The New Jersey Family Leave Act (NJFLA) enables New Jersey employees to take unpaid time off from work for specific family related issues without risking the loss of your job. This includes the serious illness of your spouse, child or parent and the birth or adoption of a child. A parent includes stepparent and parent-in-law.
How Long Can I Take Off Under NJFLA?
The maximum leave allowed under this law is twelve weeks in a twenty-four month period, which begins the first day you take NJFLA leave. If you are taking care of a family member with a serious health condition, your leave need not be continuous. Instead you may request a reduced work schedule or take intermittent leave.
Who Is Covered Under NJFLA?
The NJFLA applies to employers with no less than 50 employees worldwide who have been working a minimum of twenty weeks during the previous or current year. To avail yourself of this law you must work for a covered employer in New Jersey for a minimum of twelve months before requesting the leave. During those twelve months you must have worked at least 1,000 base hours. However, if you are one of the seven highest paid employees at your job, or if your base salary is within the highest five percent of all your company’s employees and your absence will have a substantial negative effect on your employer’s business, he may deny you leave. Your employer must provide you with proper notice that you are in this category.

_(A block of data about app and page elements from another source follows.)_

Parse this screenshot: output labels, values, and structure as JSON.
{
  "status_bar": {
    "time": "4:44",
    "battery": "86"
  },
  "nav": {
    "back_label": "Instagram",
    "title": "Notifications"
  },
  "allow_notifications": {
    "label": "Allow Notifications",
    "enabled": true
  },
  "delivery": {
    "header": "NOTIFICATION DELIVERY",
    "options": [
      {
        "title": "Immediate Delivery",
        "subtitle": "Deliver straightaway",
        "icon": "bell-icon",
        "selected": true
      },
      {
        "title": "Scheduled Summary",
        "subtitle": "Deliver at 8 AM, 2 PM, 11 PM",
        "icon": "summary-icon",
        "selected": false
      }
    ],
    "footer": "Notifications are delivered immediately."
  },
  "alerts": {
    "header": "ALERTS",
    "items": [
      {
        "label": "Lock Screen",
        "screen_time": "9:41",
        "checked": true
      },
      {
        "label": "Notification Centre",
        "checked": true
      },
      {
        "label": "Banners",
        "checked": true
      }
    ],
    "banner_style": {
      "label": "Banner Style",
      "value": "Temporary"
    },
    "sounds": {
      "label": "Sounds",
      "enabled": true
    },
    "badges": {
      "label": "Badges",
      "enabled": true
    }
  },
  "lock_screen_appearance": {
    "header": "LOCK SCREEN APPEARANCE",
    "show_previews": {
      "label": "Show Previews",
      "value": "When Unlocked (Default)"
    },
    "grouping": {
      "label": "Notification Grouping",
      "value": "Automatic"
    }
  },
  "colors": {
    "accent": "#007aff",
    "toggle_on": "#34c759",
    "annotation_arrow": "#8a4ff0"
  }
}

To take leave for the birth of a child or an adoption, you must give your employer at least 30 days notice of your impending leave. If you are applying for NJFLA for a family member’s serious health problem, typically you are required to give fifteen days notice. Unlike its federal counterpart, NJFLA doesn’t cover time off for your own disability.
Federal Family and Medical Leave Act (FMLA)
The Federal Family and Medical Leave Act (FMLA) is fairly similar to New Jersey’s state law. However, one major difference is the ability to take leave under the FMLA for your own disability or serious medical condition. How often you can take leave differs as well, providing for the same maximum of twelve weeks, but in a twelve month period, rather than twenty-four. And though NJFLA applies to employers with 50 employees located anywhere in the world, FMLA is more restrictive. It applies to employers with a minimum of 50 employees that are located within 75 miles of one another.
How NJFLA and FMLA Work Together
When you apply for leave for reasons that are covered under both laws, the time you take is counted against both your 12 week/24 month NJFLA entitlement and your 12 week/12 month FMLA entitlement simultaneously. If you take time for your own disability under FMLA it does not count against the time off you are entitled to under NJFLA for other purposes that are covered under the New Jersey law.
Though leave taken under NJFLA and FMLA is unpaid, you may use your accrued paid vacation time or sick leave for some of your leave. And in some instances, your employer may require that you do so. If your employer is properly notified that this is being used for NJFLA/FMLA, this time is counted against your maximum twelve weeks. Contact our New Jersey employment lawyers to learn more.